- Opening Delimiter -

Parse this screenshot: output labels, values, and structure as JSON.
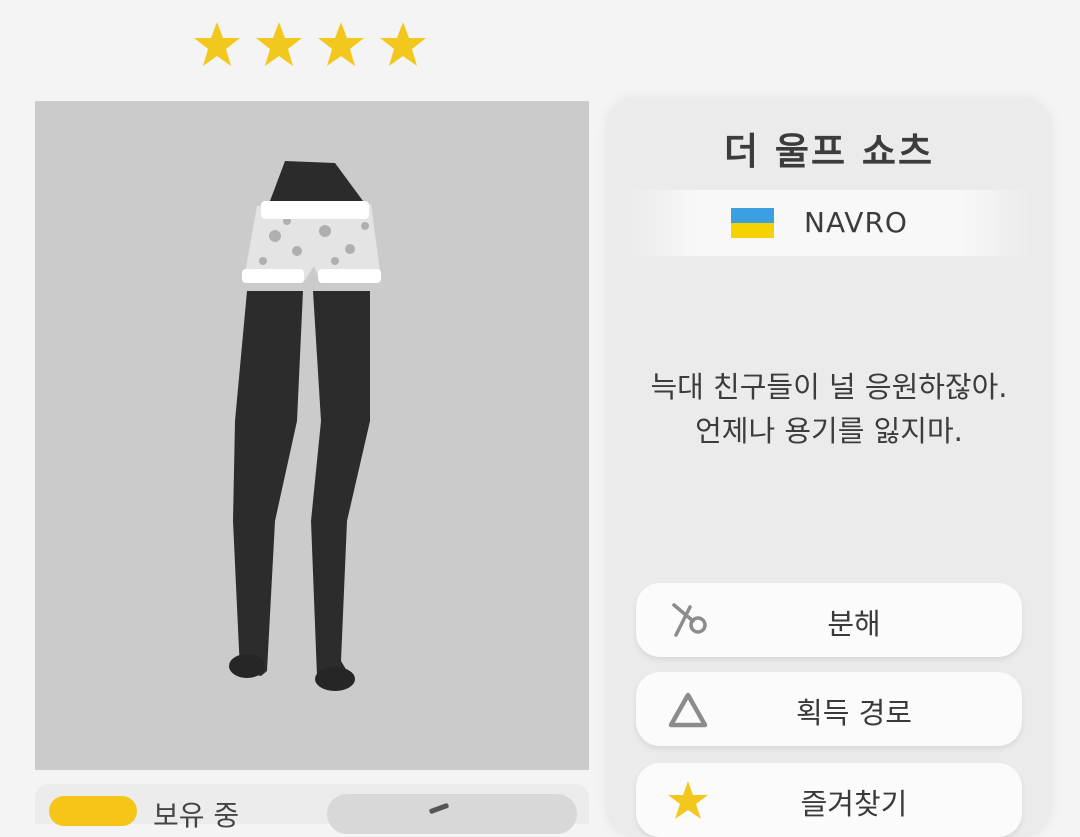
{
  "rating": {
    "stars": 4,
    "star_color": "#f3c81e"
  },
  "item": {
    "title": "더 울프 쇼츠",
    "brand": "NAVRO",
    "brand_flag_colors": [
      "#3aa0e0",
      "#f6d300"
    ],
    "description_line1": "늑대 친구들이 널 응원하잖아.",
    "description_line2": "언제나 용기를 잃지마."
  },
  "actions": {
    "disassemble": {
      "label": "분해",
      "icon": "scissors-icon"
    },
    "obtain_path": {
      "label": "획득 경로",
      "icon": "triangle-icon"
    },
    "favorite": {
      "label": "즐겨찾기",
      "icon": "star-icon"
    }
  },
  "bottom": {
    "owned_label": "보유 중"
  }
}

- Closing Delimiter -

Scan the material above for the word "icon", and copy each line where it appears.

      "icon": "scissors-icon"
      "icon": "triangle-icon"
      "icon": "star-icon"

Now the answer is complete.